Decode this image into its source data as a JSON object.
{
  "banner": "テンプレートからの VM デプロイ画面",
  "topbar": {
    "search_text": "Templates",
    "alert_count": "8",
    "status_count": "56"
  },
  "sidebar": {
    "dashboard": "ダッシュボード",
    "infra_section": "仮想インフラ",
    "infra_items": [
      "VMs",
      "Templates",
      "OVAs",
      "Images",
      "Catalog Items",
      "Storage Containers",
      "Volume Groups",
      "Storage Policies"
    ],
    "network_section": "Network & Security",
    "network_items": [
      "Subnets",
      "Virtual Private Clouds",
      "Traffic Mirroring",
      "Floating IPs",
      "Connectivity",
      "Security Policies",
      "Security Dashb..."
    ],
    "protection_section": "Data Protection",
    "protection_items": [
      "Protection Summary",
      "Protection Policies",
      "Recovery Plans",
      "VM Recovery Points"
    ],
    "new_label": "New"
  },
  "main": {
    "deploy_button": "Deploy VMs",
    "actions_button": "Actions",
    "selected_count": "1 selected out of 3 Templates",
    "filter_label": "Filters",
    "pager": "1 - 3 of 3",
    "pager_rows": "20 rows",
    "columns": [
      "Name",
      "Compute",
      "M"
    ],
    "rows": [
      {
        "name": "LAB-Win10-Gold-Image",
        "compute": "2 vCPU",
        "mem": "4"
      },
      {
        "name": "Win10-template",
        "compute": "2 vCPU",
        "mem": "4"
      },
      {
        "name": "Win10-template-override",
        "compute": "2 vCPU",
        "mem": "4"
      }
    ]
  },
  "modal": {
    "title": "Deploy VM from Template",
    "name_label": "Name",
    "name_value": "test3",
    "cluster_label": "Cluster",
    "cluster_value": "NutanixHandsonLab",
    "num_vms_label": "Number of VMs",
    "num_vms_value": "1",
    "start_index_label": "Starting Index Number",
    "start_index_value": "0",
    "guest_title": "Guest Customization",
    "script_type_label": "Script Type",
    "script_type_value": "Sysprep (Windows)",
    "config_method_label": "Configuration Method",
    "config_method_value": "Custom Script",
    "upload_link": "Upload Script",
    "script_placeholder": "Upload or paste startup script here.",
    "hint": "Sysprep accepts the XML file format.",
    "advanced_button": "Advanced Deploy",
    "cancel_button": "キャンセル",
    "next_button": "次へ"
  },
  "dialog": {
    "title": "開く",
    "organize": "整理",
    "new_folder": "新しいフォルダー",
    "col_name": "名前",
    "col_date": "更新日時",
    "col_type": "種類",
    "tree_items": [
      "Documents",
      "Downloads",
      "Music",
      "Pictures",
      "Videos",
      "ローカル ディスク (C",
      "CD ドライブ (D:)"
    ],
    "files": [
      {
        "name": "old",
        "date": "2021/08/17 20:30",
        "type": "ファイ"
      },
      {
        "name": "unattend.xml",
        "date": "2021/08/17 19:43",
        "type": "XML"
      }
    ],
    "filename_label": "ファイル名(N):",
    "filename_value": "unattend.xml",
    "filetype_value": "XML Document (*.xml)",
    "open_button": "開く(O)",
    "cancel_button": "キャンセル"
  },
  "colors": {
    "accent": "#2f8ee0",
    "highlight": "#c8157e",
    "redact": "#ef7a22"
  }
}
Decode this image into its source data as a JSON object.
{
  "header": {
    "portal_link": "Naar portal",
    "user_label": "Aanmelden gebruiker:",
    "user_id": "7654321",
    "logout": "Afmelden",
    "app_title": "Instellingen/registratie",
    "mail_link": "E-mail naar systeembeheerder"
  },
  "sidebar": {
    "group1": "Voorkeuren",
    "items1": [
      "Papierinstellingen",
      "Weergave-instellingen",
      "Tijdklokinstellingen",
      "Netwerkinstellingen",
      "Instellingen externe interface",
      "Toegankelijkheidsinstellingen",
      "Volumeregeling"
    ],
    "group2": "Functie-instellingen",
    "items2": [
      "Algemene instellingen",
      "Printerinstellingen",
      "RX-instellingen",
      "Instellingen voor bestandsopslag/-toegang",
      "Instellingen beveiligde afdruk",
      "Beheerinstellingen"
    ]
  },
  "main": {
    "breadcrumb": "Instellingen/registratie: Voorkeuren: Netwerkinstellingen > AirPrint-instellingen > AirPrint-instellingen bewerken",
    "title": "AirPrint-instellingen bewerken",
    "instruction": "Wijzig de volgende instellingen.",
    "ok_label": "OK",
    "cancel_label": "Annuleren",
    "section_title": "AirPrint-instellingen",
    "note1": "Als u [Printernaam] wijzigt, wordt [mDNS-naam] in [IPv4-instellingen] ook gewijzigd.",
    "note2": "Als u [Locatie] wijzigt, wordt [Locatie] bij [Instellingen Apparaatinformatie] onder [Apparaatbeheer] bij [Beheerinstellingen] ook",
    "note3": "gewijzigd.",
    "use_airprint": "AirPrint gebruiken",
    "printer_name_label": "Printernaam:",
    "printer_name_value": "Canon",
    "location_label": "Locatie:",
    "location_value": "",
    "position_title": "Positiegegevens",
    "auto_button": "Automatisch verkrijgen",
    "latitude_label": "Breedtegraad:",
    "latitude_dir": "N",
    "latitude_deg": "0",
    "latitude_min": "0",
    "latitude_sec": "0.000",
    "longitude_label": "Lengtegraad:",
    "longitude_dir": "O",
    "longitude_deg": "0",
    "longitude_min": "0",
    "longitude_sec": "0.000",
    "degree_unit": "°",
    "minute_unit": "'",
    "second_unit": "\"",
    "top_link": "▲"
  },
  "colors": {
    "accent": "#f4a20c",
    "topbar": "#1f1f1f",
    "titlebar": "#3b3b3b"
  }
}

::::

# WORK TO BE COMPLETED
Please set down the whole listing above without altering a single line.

# REPLY TO THE EXERCISE
Decode this image into its source data as a JSON object.
{
  "banner": "テンプレートからの VM デプロイ画面",
  "topbar": {
    "search_text": "Templates",
    "alert_count": "8",
    "status_count": "56"
  },
  "sidebar": {
    "dashboard": "ダッシュボード",
    "infra_section": "仮想インフラ",
    "infra_items": [
      "VMs",
      "Templates",
      "OVAs",
      "Images",
      "Catalog Items",
      "Storage Containers",
      "Volume Groups",
      "Storage Policies"
    ],
    "network_section": "Network & Security",
    "network_items": [
      "Subnets",
      "Virtual Private Clouds",
      "Traffic Mirroring",
      "Floating IPs",
      "Connectivity",
      "Security Policies",
      "Security Dashb..."
    ],
    "protection_section": "Data Protection",
    "protection_items": [
      "Protection Summary",
      "Protection Policies",
      "Recovery Plans",
      "VM Recovery Points"
    ],
    "new_label": "New"
  },
  "main": {
    "deploy_button": "Deploy VMs",
    "actions_button": "Actions",
    "selected_count": "1 selected out of 3 Templates",
    "filter_label": "Filters",
    "pager": "1 - 3 of 3",
    "pager_rows": "20 rows",
    "columns": [
      "Name",
      "Compute",
      "M"
    ],
    "rows": [
      {
        "name": "LAB-Win10-Gold-Image",
        "compute": "2 vCPU",
        "mem": "4"
      },
      {
        "name": "Win10-template",
        "compute": "2 vCPU",
        "mem": "4"
      },
      {
        "name": "Win10-template-override",
        "compute": "2 vCPU",
        "mem": "4"
      }
    ]
  },
  "modal": {
    "title": "Deploy VM from Template",
    "name_label": "Name",
    "name_value": "test3",
    "cluster_label": "Cluster",
    "cluster_value": "NutanixHandsonLab",
    "num_vms_label": "Number of VMs",
    "num_vms_value": "1",
    "start_index_label": "Starting Index Number",
    "start_index_value": "0",
    "guest_title": "Guest Customization",
    "script_type_label": "Script Type",
    "script_type_value": "Sysprep (Windows)",
    "config_method_label": "Configuration Method",
    "config_method_value": "Custom Script",
    "upload_link": "Upload Script",
    "script_placeholder": "Upload or paste startup script here.",
    "hint": "Sysprep accepts the XML file format.",
    "advanced_button": "Advanced Deploy",
    "cancel_button": "キャンセル",
    "next_button": "次へ"
  },
  "dialog": {
    "title": "開く",
    "organize": "整理",
    "new_folder": "新しいフォルダー",
    "col_name": "名前",
    "col_date": "更新日時",
    "col_type": "種類",
    "tree_items": [
      "Documents",
      "Downloads",
      "Music",
      "Pictures",
      "Videos",
      "ローカル ディスク (C",
      "CD ドライブ (D:)"
    ],
    "files": [
      {
        "name": "old",
        "date": "2021/08/17 20:30",
        "type": "ファイ"
      },
      {
        "name": "unattend.xml",
        "date": "2021/08/17 19:43",
        "type": "XML"
      }
    ],
    "filename_label": "ファイル名(N):",
    "filename_value": "unattend.xml",
    "filetype_value": "XML Document (*.xml)",
    "open_button": "開く(O)",
    "cancel_button": "キャンセル"
  },
  "colors": {
    "accent": "#2f8ee0",
    "highlight": "#c8157e",
    "redact": "#ef7a22"
  }
}
Decode this image into its source data as a JSON object.
{
  "header": {
    "portal_link": "Naar portal",
    "user_label": "Aanmelden gebruiker:",
    "user_id": "7654321",
    "logout": "Afmelden",
    "app_title": "Instellingen/registratie",
    "mail_link": "E-mail naar systeembeheerder"
  },
  "sidebar": {
    "group1": "Voorkeuren",
    "items1": [
      "Papierinstellingen",
      "Weergave-instellingen",
      "Tijdklokinstellingen",
      "Netwerkinstellingen",
      "Instellingen externe interface",
      "Toegankelijkheidsinstellingen",
      "Volumeregeling"
    ],
    "group2": "Functie-instellingen",
    "items2": [
      "Algemene instellingen",
      "Printerinstellingen",
      "RX-instellingen",
      "Instellingen voor bestandsopslag/-toegang",
      "Instellingen beveiligde afdruk",
      "Beheerinstellingen"
    ]
  },
  "main": {
    "breadcrumb": "Instellingen/registratie: Voorkeuren: Netwerkinstellingen > AirPrint-instellingen > AirPrint-instellingen bewerken",
    "title": "AirPrint-instellingen bewerken",
    "instruction": "Wijzig de volgende instellingen.",
    "ok_label": "OK",
    "cancel_label": "Annuleren",
    "section_title": "AirPrint-instellingen",
    "note1": "Als u [Printernaam] wijzigt, wordt [mDNS-naam] in [IPv4-instellingen] ook gewijzigd.",
    "note2": "Als u [Locatie] wijzigt, wordt [Locatie] bij [Instellingen Apparaatinformatie] onder [Apparaatbeheer] bij [Beheerinstellingen] ook",
    "note3": "gewijzigd.",
    "use_airprint": "AirPrint gebruiken",
    "printer_name_label": "Printernaam:",
    "printer_name_value": "Canon",
    "location_label": "Locatie:",
    "location_value": "",
    "position_title": "Positiegegevens",
    "auto_button": "Automatisch verkrijgen",
    "latitude_label": "Breedtegraad:",
    "latitude_dir": "N",
    "latitude_deg": "0",
    "latitude_min": "0",
    "latitude_sec": "0.000",
    "longitude_label": "Lengtegraad:",
    "longitude_dir": "O",
    "longitude_deg": "0",
    "longitude_min": "0",
    "longitude_sec": "0.000",
    "degree_unit": "°",
    "minute_unit": "'",
    "second_unit": "\"",
    "top_link": "▲"
  },
  "colors": {
    "accent": "#f4a20c",
    "topbar": "#1f1f1f",
    "titlebar": "#3b3b3b"
  }
}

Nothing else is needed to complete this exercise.